The Supreme Court on Wednesday made a decision that will crack down on states and localities' civil asset forfeiture, which permit them to take and keep private property used to commit crimes.
Under the Eighth Amendment, the federal government is limited in their actions, specifically when it comes to "excessive fines." The Court believes those same limitations apply to the state.
About the Case
This ruling came under the Timbs v. Indiana case. The case was brought about by Tyson Timbs, who sold $225 worth of heroin to undercover police officers. He pleaded guilty to dealing of a controlled substance and conspiracy to commit theft. According to the New York Times, Timbs was sentenced to one year of house arrest and five years of probation, and he was ordered to pay $1,200 in fees and fines.
At the time of his arrest, Timbs had a $42,000 Land Rover he bought with money he received from an insurance policy when his father died. The State of Indiana sized the Land Rover, saying it was used to transport heroin. The maximum monetary fine for a drug conviction is $10,000.
A trial court denied the state's request to seize the Lane Rover because the vehicle was worth more than four times the maximum monetary fine. They felt seizing the SUV would be grossly disproportionate to the gravity of Timbs’s offense and unconstitutional under the Eighth Amendment.

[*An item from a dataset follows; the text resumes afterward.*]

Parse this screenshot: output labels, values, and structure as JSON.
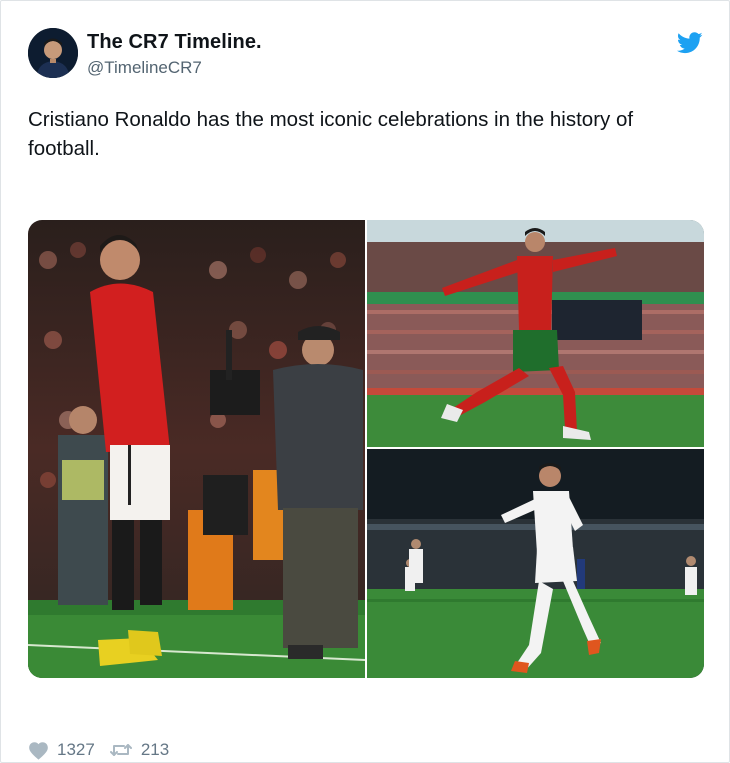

The Court of Appeals of Indiana agreed but the Indiana Supreme Court reversed the decision, saying the Eighth Amendment only applies to the feds. The Supreme Court eventually concluded that the Eighth Amendment applies to states as well.